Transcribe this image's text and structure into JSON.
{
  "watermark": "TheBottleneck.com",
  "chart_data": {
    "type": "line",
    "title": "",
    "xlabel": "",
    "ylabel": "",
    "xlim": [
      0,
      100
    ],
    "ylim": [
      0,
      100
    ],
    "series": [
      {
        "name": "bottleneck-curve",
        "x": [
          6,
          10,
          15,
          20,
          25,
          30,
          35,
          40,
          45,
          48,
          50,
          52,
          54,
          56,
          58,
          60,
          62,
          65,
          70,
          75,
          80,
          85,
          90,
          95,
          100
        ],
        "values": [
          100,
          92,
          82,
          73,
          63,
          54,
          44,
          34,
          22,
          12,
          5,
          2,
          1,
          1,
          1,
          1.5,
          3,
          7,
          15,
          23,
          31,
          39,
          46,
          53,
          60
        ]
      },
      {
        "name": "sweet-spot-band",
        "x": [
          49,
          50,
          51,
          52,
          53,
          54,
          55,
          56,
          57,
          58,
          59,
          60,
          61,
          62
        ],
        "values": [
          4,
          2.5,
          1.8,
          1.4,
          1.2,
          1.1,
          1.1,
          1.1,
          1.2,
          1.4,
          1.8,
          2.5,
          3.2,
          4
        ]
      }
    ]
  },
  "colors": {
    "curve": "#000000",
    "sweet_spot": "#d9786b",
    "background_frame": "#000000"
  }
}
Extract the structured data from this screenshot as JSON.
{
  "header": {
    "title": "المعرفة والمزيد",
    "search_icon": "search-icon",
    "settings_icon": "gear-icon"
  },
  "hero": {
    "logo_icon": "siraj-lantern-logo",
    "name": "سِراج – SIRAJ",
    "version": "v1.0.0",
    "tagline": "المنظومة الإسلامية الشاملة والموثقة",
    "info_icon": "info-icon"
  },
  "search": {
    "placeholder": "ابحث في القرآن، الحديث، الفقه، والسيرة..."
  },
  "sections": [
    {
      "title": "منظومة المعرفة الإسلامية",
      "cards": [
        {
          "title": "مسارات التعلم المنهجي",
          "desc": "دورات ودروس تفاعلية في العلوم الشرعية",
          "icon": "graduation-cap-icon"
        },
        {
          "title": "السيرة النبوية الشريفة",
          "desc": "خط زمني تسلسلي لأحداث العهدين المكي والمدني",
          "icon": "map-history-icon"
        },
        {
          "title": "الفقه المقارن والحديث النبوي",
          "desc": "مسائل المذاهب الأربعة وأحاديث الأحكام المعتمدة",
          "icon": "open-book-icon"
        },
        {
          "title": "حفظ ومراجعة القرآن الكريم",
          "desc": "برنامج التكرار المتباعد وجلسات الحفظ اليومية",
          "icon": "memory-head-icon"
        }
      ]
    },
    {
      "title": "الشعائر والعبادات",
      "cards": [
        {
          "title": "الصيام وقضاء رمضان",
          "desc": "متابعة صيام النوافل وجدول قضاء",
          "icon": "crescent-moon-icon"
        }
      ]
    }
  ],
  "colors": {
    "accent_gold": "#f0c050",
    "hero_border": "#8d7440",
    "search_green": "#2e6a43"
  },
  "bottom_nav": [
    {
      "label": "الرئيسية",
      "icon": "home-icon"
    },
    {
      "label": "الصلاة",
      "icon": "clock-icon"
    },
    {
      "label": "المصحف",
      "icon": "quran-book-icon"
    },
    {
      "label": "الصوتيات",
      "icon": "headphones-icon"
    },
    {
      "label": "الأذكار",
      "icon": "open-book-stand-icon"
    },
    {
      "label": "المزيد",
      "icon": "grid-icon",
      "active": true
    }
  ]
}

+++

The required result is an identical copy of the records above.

The answer ->
Transcribe this image's text and structure into JSON.
{
  "watermark": "TheBottleneck.com",
  "chart_data": {
    "type": "line",
    "title": "",
    "xlabel": "",
    "ylabel": "",
    "xlim": [
      0,
      100
    ],
    "ylim": [
      0,
      100
    ],
    "series": [
      {
        "name": "bottleneck-curve",
        "x": [
          6,
          10,
          15,
          20,
          25,
          30,
          35,
          40,
          45,
          48,
          50,
          52,
          54,
          56,
          58,
          60,
          62,
          65,
          70,
          75,
          80,
          85,
          90,
          95,
          100
        ],
        "values": [
          100,
          92,
          82,
          73,
          63,
          54,
          44,
          34,
          22,
          12,
          5,
          2,
          1,
          1,
          1,
          1.5,
          3,
          7,
          15,
          23,
          31,
          39,
          46,
          53,
          60
        ]
      },
      {
        "name": "sweet-spot-band",
        "x": [
          49,
          50,
          51,
          52,
          53,
          54,
          55,
          56,
          57,
          58,
          59,
          60,
          61,
          62
        ],
        "values": [
          4,
          2.5,
          1.8,
          1.4,
          1.2,
          1.1,
          1.1,
          1.1,
          1.2,
          1.4,
          1.8,
          2.5,
          3.2,
          4
        ]
      }
    ]
  },
  "colors": {
    "curve": "#000000",
    "sweet_spot": "#d9786b",
    "background_frame": "#000000"
  }
}
Extract the structured data from this screenshot as JSON.
{
  "header": {
    "title": "المعرفة والمزيد",
    "search_icon": "search-icon",
    "settings_icon": "gear-icon"
  },
  "hero": {
    "logo_icon": "siraj-lantern-logo",
    "name": "سِراج – SIRAJ",
    "version": "v1.0.0",
    "tagline": "المنظومة الإسلامية الشاملة والموثقة",
    "info_icon": "info-icon"
  },
  "search": {
    "placeholder": "ابحث في القرآن، الحديث، الفقه، والسيرة..."
  },
  "sections": [
    {
      "title": "منظومة المعرفة الإسلامية",
      "cards": [
        {
          "title": "مسارات التعلم المنهجي",
          "desc": "دورات ودروس تفاعلية في العلوم الشرعية",
          "icon": "graduation-cap-icon"
        },
        {
          "title": "السيرة النبوية الشريفة",
          "desc": "خط زمني تسلسلي لأحداث العهدين المكي والمدني",
          "icon": "map-history-icon"
        },
        {
          "title": "الفقه المقارن والحديث النبوي",
          "desc": "مسائل المذاهب الأربعة وأحاديث الأحكام المعتمدة",
          "icon": "open-book-icon"
        },
        {
          "title": "حفظ ومراجعة القرآن الكريم",
          "desc": "برنامج التكرار المتباعد وجلسات الحفظ اليومية",
          "icon": "memory-head-icon"
        }
      ]
    },
    {
      "title": "الشعائر والعبادات",
      "cards": [
        {
          "title": "الصيام وقضاء رمضان",
          "desc": "متابعة صيام النوافل وجدول قضاء",
          "icon": "crescent-moon-icon"
        }
      ]
    }
  ],
  "colors": {
    "accent_gold": "#f0c050",
    "hero_border": "#8d7440",
    "search_green": "#2e6a43"
  },
  "bottom_nav": [
    {
      "label": "الرئيسية",
      "icon": "home-icon"
    },
    {
      "label": "الصلاة",
      "icon": "clock-icon"
    },
    {
      "label": "المصحف",
      "icon": "quran-book-icon"
    },
    {
      "label": "الصوتيات",
      "icon": "headphones-icon"
    },
    {
      "label": "الأذكار",
      "icon": "open-book-stand-icon"
    },
    {
      "label": "المزيد",
      "icon": "grid-icon",
      "active": true
    }
  ]
}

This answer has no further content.